This week was my first full week at USIP, where I will be lending research support to the Justice and Security Dialogue project. The JSD team is currently working on the first phase of the project, which is conducted in six countries in the Maghreb and Sahel; however, I am helping to prepare for the second phase, conducting research that will inform and contribute to the funding agreement.
How USIP Works
USIP is a nonpartisan, quasi-governmental entity. It was created by Congress, and as such it is subject to certain funding limitations. USIP is prohibited from accepting funds from private entities (except in a limited set of circumstances). Instead, its general funds come from congressional appropriations, and USIP enters into agreements with individual agencies to conduct specific projects (known as inter-agency agreements or IAAs).
JSD and Legal Research in the Maghreb and the Sahel
The current IAA between USIP and the State Department for JSD in the Maghreb and Sahel regions ends this fall. In preparation for a second IAA with a potentially more macro-level focus, I am researching the internal security laws of the six countries: Burkina Faso, Mali, Niger, Nigeria, Senegal, and Tunisia. With one exception (Nigeria), the official languages of those six countries are not English. Rather, the legal systems of Burkina Faso, Mali, Niger, and Senegal are recorded in French, and Tunisia’s legal system is recorded in Arabic. The language barrier thus presents a certain challenge, particularly because this area of the law is largely un-researched. Very few legal or social science scholars have written in English about the internal security situations in francophone western Africa.

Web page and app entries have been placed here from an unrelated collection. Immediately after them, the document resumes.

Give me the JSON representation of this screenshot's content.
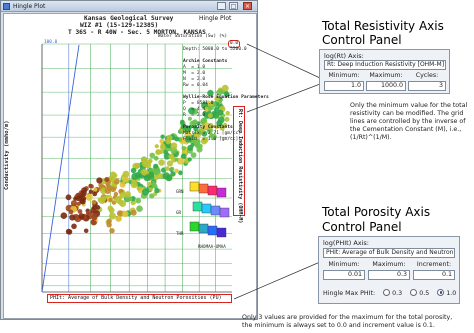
{
  "window": {
    "title": "Hingle Plot",
    "controls": {
      "minimize": "_",
      "maximize": "□",
      "close": "×"
    }
  },
  "plot_header": {
    "line1": "Kansas Geological Survey",
    "line2": "WIZ #1 (15-129-12385)",
    "line3": "T 36S - R 40W - Sec. 5 MORTON, KANSAS",
    "hingle_label": "Hingle Plot"
  },
  "axes": {
    "y_label": "Conductivity (mmho/m)",
    "x_label": "PHIt: Average of Bulk Density and Neutron Porosities (PU)",
    "rt_label": "Rt: Deep Induction Resistivity (OHM-M)",
    "top_left_value": "100.0",
    "top_right_value": "0.0",
    "water_saturation": "Water Saturation (Sw) (%)"
  },
  "parameters": {
    "depth": "Depth: 5080.0 to 5200.0",
    "archie_title": "Archie Constants",
    "archie": [
      "A  = 1.0",
      "M  = 2.0",
      "N  = 2.0",
      "Rw = 0.04"
    ],
    "vsh_title": "Wyllie-Rose Equation Parameters",
    "vsh": [
      "P  = 8581.0",
      "Q  = 4.4",
      "R  = 2.0"
    ],
    "porosity_title": "Porosity Constants",
    "porosity": [
      "Matrix = 2.71 [gm/cc]",
      "Fluid  = 1.0 [gm/cc]"
    ]
  },
  "legend_cube": {
    "labels": [
      "GRN",
      "GR",
      "THR"
    ],
    "bottom_label": "RHOMAA-UMAA"
  },
  "resistivity_panel": {
    "heading_line1": "Total Resistivity Axis",
    "heading_line2": "Control Panel",
    "title": "log(Rt) Axis:",
    "field": "Rt: Deep Induction Resistivity [OHM-M]",
    "labels": [
      "Minimum:",
      "Maximum:",
      "Cycles:"
    ],
    "values": [
      "1.0",
      "1000.0",
      "3"
    ],
    "note": "Only the minimum  value for the total resistivity can be modified.  The grid lines are controlled by the inverse of the Cementation Constant (M), i.e., (1/Rt)^(1/M)."
  },
  "porosity_panel": {
    "heading_line1": "Total Porosity Axis",
    "heading_line2": "Control Panel",
    "title": "log(PHIt) Axis:",
    "field": "PHIt: Average of Bulk Density and Neutron Por",
    "labels": [
      "Minimum:",
      "Maximum:",
      "Increment:"
    ],
    "values": [
      "0.01",
      "0.3",
      "0.1"
    ],
    "max_label": "Hingle Max PHIt:",
    "radio_options": [
      "0.3",
      "0.5",
      "1.0"
    ],
    "radio_selected": "1.0"
  },
  "footer": {
    "line1": "Only 3 values are provided  for the maximum  for the total porosity,",
    "line2": "the minimum is always set to 0.0 and increment value is 0.1."
  },
  "colors": {
    "red_highlight": "#dd2222",
    "panel_bg": "#eef1f5",
    "grid_green": "#3aa84a",
    "sat_line_blue": "#3a63d8"
  }
}
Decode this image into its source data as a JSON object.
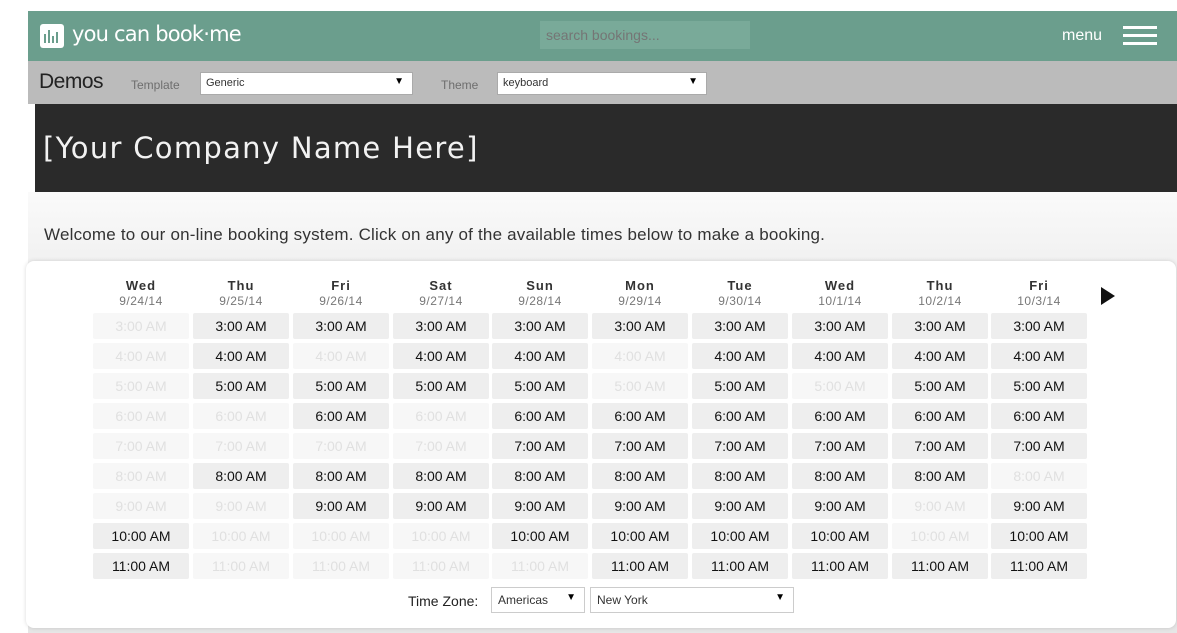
{
  "app": {
    "logo_text": "you can book·me"
  },
  "search": {
    "placeholder": "search bookings..."
  },
  "menu": {
    "label": "menu"
  },
  "demos": {
    "title": "Demos",
    "template_label": "Template",
    "template_value": "Generic",
    "theme_label": "Theme",
    "theme_value": "keyboard"
  },
  "company": {
    "name": "[Your Company Name Here]"
  },
  "welcome": "Welcome to our on-line booking system. Click on any of the available times below to make a booking.",
  "days": [
    {
      "name": "Wed",
      "date": "9/24/14"
    },
    {
      "name": "Thu",
      "date": "9/25/14"
    },
    {
      "name": "Fri",
      "date": "9/26/14"
    },
    {
      "name": "Sat",
      "date": "9/27/14"
    },
    {
      "name": "Sun",
      "date": "9/28/14"
    },
    {
      "name": "Mon",
      "date": "9/29/14"
    },
    {
      "name": "Tue",
      "date": "9/30/14"
    },
    {
      "name": "Wed",
      "date": "10/1/14"
    },
    {
      "name": "Thu",
      "date": "10/2/14"
    },
    {
      "name": "Fri",
      "date": "10/3/14"
    }
  ],
  "times": [
    "3:00 AM",
    "4:00 AM",
    "5:00 AM",
    "6:00 AM",
    "7:00 AM",
    "8:00 AM",
    "9:00 AM",
    "10:00 AM",
    "11:00 AM"
  ],
  "availability": [
    [
      0,
      1,
      1,
      1,
      1,
      1,
      1,
      1,
      1,
      1
    ],
    [
      0,
      1,
      0,
      1,
      1,
      0,
      1,
      1,
      1,
      1
    ],
    [
      0,
      1,
      1,
      1,
      1,
      0,
      1,
      0,
      1,
      1
    ],
    [
      0,
      0,
      1,
      0,
      1,
      1,
      1,
      1,
      1,
      1
    ],
    [
      0,
      0,
      0,
      0,
      1,
      1,
      1,
      1,
      1,
      1
    ],
    [
      0,
      1,
      1,
      1,
      1,
      1,
      1,
      1,
      1,
      0
    ],
    [
      0,
      0,
      1,
      1,
      1,
      1,
      1,
      1,
      0,
      1
    ],
    [
      1,
      0,
      0,
      0,
      1,
      1,
      1,
      1,
      0,
      1
    ],
    [
      1,
      0,
      0,
      0,
      0,
      1,
      1,
      1,
      1,
      1
    ]
  ],
  "timezone": {
    "label": "Time Zone:",
    "region": "Americas",
    "city": "New York"
  },
  "colors": {
    "topbar": "#6b9e8d",
    "demosbar": "#bbbbbb",
    "company_bg": "#2a2a2a",
    "slot_available": "#eeeeee",
    "slot_unavailable": "#f7f7f7"
  }
}
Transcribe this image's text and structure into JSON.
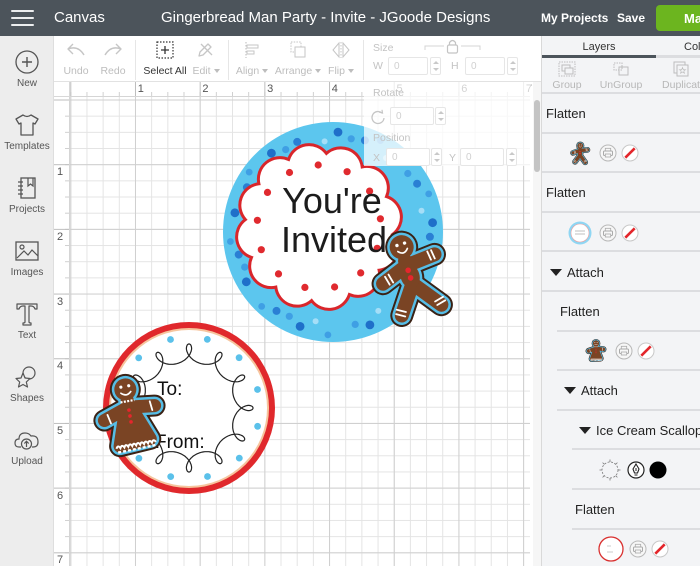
{
  "header": {
    "section": "Canvas",
    "project_title": "Gingerbread Man Party - Invite - JGoode Designs",
    "my_projects": "My Projects",
    "save": "Save",
    "make_it": "Ma"
  },
  "sidebar": {
    "items": [
      {
        "label": "New",
        "icon": "plus-circle-icon"
      },
      {
        "label": "Templates",
        "icon": "tshirt-icon"
      },
      {
        "label": "Projects",
        "icon": "notebook-icon"
      },
      {
        "label": "Images",
        "icon": "image-icon"
      },
      {
        "label": "Text",
        "icon": "text-icon"
      },
      {
        "label": "Shapes",
        "icon": "shapes-icon"
      },
      {
        "label": "Upload",
        "icon": "cloud-upload-icon"
      }
    ]
  },
  "toolbar": {
    "undo": "Undo",
    "redo": "Redo",
    "select_all": "Select All",
    "edit": "Edit",
    "align": "Align",
    "arrange": "Arrange",
    "flip": "Flip",
    "size": {
      "label": "Size",
      "w_label": "W",
      "w_value": "0",
      "h_label": "H",
      "h_value": "0"
    },
    "rotate": {
      "label": "Rotate",
      "value": "0"
    },
    "position": {
      "label": "Position",
      "x_label": "X",
      "x_value": "0",
      "y_label": "Y",
      "y_value": "0"
    }
  },
  "canvas": {
    "ruler_x": [
      "1",
      "2",
      "3",
      "4",
      "5",
      "6",
      "7"
    ],
    "ruler_y": [
      "1",
      "2",
      "3",
      "4",
      "5",
      "6",
      "7"
    ],
    "invite_sticker": {
      "line1": "You're",
      "line2": "Invited"
    },
    "gift_tag": {
      "to": "To:",
      "from": "From:"
    }
  },
  "layers_panel": {
    "tabs": [
      {
        "label": "Layers",
        "active": true
      },
      {
        "label": "Col",
        "active": false
      }
    ],
    "actions": [
      {
        "label": "Group",
        "enabled": false
      },
      {
        "label": "UnGroup",
        "enabled": false
      },
      {
        "label": "Duplicat",
        "enabled": false
      }
    ],
    "rows": [
      {
        "kind": "group",
        "label": "Flatten",
        "level": 0
      },
      {
        "kind": "layer",
        "thumbnail": "gingerbread-man",
        "operation": "print",
        "level": 0
      },
      {
        "kind": "group",
        "label": "Flatten",
        "level": 0
      },
      {
        "kind": "layer",
        "thumbnail": "youre-invited-sticker",
        "operation": "print",
        "level": 0
      },
      {
        "kind": "group",
        "label": "Attach",
        "level": 0,
        "expanded": true
      },
      {
        "kind": "group",
        "label": "Flatten",
        "level": 1
      },
      {
        "kind": "layer",
        "thumbnail": "gingerbread-woman",
        "operation": "print",
        "level": 1
      },
      {
        "kind": "group",
        "label": "Attach",
        "level": 1,
        "expanded": true
      },
      {
        "kind": "group",
        "label": "Ice Cream Scallop",
        "level": 2,
        "expanded": true
      },
      {
        "kind": "layer",
        "thumbnail": "scallop-outline",
        "operation": "draw",
        "color": "#000000",
        "level": 2
      },
      {
        "kind": "group",
        "label": "Flatten",
        "level": 2
      },
      {
        "kind": "layer",
        "thumbnail": "to-from-tag",
        "operation": "print",
        "level": 2
      }
    ]
  },
  "colors": {
    "header_bg": "#4c545b",
    "make_it_button": "#6cb51f",
    "sticker_blue": "#5cc6ee",
    "sticker_red": "#e0282e",
    "gingerbread_brown": "#7a4424",
    "icing_blue": "#56bde6"
  }
}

Thus, my access to English secondary sources is also limited.
The resource constraints of these countries presents yet another, perhaps bigger, challenge. In the age of Google Translate, obtaining decent English translations of the laws that I can find is not terribly difficult. The real challenge is in finding the laws themselves. During my time at William & Mary, I have had many opportunities to conduct foreign research on legal issues in developing countries. As such, I am no stranger to this challenge, and my past experience has been very helpful so far. Fortunately, Burkina Faso keeps an online database of its official gazette (the official publication of all laws, decrees, ordinances, and administrative decisions promulgated by the government). Though it is entirely in French, I was able to identify and access the relevant laws governing internal security in Burkina Faso. Additionally, Mali’s Ministry of Internal Security and Civil Protection publishes a PDF of a scanned copy of all laws relevant to its activities. Suddenly I had most of the relevant material for two countries.
Then I got to Niger. With a GDP per capita of $1,100, Niger is one of the poorest countries in the world. A history of political instability and rebellions have helped to stagnate its growth, and it currently faces instability in the form of armed terrorist groups. Thus, it comes as no surprise that the government does not have the resources to publish its legal texts online. The Library of Congress used to produce a database (called GLIN) containing foreign legal texts, including Niger’s, but it was decommissioned in 2011. It’s in moments like this when being in D.C. is incredibly helpful: the Library of Congress maintains on microfiche the Journal Official de la Republique de Niger. Of course it’s in French, which means that I myself cannot read it, but the record exists and is available to me. It is, however, very unfortunate, though not surprising, that I can only access these materials due to my proximity to one of few copies in the world.
Next week, I will begin examining how internal security laws in this region operate in reality. Based on what I have learned so far, it appears that they do not function particularly well, if at all.